Identity theft. Two words that all of us are becoming increasingly aware of with each passing day.
The Internet offers immediate access to information and consumer services, which is convenient for our hectic day-to-day environment. However, the Internet can also give someone the opportunity to illegally access your personal information and damage your finances and reputation.
Recent data breaches resulting in the theft of check card information at high profile companies have drawn a great deal of publicity and created some trepidation with consumers.
Learning of a data breach can be a startling experience, but it does not mean that you will become a victim of fraud or identity theft. With a few precautions, you can be confident using your check card in person, online or by phone.
Check card security tips
• Keep your check card in a safe place and give it the same consideration you would to cash or checks.
• If you receive a replacement check card, be sure to destroy your old card.
• Sign the back of credit and check cards with permanent ink.
• Unless you placed the call, never give out your card number over the phone.
• Do not include your card number in an email.
• Use only secure websites, indicated by a lock symbol in the lower right-hand corner of your web browser, whenshopping online. Also, sites that have a URL that begins with the letters “https” offer secure communications.
• Utilize Verified by Visa or MasterCard Securecode for an additional layer of security when shopping online.
• Always log off from a website after making a check card purchase.
• Keep transaction receipts in a safe place or destroy them.
• Select a unique PIN that is not connected to your everyday activities or life, such as birthdays or anniversaries.
• Memorize your PIN and never share it with anyone.
• Change your PIN regularly, preferably every six months.
• Do not write your PIN on your check card.
• Verify transactions on your account statement and inform your bank immediately if you find discrepancies.
• If you are traveling, either domestically or internationally, it is important for you to notify your financial institution. You may be restricted from using your card if your financial institution is unaware of your travel.
What to do if you are a victim
If you suspect your personal information has been used to commit fraud or theft, act immediately.
• Contact the fraud departments of the three major credit bureaus and request that a “fraud alert” be placed on your file. Also, request a copy of your credit report. Follow up in writing and include copies of your documentation, such as the police report or your credit card statement with the items in question notated.
— Equifax: (800) 685-1111.
— Experian: (888) 397-3742.
— Trans Union: (800) 916-8800.
• If you believe your accounts have been tampered with or fraudulent accounts have been opened in your name, close those accounts immediately. If the fraud involves a credit card, notify the company or other provider within 60 days from when you received the first bill containing the fraudulent charges.
• File a report with your local police department or the police in the community where the identity theft took place and ask for a copy of the report. Credit card companies may need proof of the crime to erase the debts caused by identity theft.
There are several online resources where you can obtain information regarding personal information security and identity theft tips. A few of them include:
• Federal Deposit Insurance Corporation, fdic.gov.
• Federal Trade Commission, ftc.gov/bcp/edu/microsites/idtheft.

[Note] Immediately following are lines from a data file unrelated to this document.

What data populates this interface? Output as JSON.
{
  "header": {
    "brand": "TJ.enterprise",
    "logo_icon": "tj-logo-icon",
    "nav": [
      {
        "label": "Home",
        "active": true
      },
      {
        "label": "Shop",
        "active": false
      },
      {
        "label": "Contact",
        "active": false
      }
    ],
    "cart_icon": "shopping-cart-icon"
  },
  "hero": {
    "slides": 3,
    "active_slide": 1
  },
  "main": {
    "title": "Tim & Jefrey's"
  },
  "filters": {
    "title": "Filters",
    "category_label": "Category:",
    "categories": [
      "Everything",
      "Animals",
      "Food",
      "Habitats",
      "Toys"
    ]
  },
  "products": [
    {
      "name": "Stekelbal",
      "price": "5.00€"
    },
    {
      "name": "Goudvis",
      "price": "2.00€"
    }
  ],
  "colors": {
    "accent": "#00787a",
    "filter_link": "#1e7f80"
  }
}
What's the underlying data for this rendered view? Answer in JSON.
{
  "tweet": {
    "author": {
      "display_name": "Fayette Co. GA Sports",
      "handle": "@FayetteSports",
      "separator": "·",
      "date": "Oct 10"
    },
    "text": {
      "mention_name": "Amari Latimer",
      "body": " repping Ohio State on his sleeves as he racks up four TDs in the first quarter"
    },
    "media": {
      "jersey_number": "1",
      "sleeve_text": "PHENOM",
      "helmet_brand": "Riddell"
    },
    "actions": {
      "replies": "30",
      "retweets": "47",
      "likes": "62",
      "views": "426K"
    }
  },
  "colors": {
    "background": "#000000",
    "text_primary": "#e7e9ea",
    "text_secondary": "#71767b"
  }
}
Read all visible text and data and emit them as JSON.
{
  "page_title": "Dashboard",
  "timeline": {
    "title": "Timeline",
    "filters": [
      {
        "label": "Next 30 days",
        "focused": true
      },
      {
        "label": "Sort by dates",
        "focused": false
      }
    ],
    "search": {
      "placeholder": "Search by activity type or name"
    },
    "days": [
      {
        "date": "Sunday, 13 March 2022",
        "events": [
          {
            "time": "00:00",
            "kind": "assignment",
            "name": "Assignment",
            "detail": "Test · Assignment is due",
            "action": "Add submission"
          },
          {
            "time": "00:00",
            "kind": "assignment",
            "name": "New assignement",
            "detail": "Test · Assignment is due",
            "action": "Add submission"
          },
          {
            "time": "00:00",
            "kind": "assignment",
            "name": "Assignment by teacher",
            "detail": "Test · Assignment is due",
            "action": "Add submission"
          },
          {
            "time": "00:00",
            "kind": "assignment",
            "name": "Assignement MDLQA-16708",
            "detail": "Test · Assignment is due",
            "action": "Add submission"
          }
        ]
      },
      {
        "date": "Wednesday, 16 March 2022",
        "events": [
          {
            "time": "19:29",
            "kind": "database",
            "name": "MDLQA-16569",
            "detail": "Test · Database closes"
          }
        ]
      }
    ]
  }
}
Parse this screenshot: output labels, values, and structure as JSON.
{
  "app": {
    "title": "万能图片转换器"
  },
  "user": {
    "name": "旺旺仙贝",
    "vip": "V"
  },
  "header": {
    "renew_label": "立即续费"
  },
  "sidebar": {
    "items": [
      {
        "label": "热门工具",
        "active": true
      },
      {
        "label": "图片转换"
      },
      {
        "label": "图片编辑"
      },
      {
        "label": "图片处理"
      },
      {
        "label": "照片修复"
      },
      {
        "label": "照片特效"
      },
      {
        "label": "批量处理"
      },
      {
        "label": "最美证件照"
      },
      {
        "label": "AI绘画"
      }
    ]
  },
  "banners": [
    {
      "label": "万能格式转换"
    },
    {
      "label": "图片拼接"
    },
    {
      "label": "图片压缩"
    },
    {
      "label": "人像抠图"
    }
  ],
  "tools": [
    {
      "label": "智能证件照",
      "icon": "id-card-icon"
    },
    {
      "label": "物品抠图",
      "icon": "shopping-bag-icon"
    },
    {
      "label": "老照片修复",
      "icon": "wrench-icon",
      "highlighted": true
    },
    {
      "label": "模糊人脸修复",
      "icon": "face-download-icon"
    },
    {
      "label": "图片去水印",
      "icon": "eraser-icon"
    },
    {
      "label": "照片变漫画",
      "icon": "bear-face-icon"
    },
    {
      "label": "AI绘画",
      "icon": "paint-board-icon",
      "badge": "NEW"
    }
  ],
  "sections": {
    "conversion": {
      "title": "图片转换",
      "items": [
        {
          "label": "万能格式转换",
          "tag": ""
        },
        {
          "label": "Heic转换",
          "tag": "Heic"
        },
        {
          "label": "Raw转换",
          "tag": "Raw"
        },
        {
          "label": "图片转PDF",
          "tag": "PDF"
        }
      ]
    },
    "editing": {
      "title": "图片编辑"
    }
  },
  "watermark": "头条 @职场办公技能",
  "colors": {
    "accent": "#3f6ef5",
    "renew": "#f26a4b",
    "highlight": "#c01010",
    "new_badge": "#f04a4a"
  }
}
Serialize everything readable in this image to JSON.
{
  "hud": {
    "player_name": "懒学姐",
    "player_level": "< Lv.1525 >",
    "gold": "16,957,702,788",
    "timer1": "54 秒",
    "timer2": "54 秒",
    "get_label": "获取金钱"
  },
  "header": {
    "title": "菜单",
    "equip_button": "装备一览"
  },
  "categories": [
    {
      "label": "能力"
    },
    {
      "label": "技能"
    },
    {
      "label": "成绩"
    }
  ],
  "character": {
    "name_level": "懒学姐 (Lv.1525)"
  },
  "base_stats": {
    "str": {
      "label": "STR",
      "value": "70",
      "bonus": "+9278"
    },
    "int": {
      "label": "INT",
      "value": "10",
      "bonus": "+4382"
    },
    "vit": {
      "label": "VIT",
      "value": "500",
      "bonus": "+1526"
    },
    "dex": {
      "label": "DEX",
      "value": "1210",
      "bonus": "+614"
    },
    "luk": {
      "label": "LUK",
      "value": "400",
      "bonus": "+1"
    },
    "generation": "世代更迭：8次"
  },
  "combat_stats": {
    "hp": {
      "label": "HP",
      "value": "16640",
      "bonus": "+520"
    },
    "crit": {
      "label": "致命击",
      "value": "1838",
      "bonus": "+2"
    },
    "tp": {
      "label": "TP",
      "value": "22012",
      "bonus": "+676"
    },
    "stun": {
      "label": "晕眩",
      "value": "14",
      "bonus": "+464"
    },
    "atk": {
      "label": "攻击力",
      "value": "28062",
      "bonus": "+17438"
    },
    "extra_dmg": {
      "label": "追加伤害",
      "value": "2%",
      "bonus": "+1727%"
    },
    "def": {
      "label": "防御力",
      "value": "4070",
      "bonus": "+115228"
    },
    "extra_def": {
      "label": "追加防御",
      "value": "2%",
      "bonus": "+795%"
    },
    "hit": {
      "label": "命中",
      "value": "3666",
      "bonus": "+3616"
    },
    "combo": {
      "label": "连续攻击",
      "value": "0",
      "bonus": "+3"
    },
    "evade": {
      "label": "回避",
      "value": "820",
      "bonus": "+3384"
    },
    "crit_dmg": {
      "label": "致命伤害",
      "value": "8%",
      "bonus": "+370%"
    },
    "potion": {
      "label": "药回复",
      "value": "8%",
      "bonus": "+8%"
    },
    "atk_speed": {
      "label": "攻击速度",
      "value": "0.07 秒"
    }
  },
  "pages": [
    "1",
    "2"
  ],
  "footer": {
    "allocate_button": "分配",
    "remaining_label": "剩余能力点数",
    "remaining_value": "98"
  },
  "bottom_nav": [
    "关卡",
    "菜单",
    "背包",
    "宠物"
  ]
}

• Department of Homeland Security, US-Cert.gov.
While there are no completely secure guarantees, the above precautions can help safeguard your personal information and minimize your risk. Remember, when you follow your bank’s guidance regarding card and PIN protection notification in conjunction with MasterCard and Visa guidelines, you are not held responsible for unauthorized charges. So, be sure to enjoy all of the benefits technology offers with confidence.
For more information about preventing fraud or other MidFirst Bank services, stop by or call us at (480) 755-0937.
• Liane Rouzaud is a chamber board member and banking center manager at the Ahwatukee Foothills MidFirst Bank at 48th Street and Chandler Boulevard.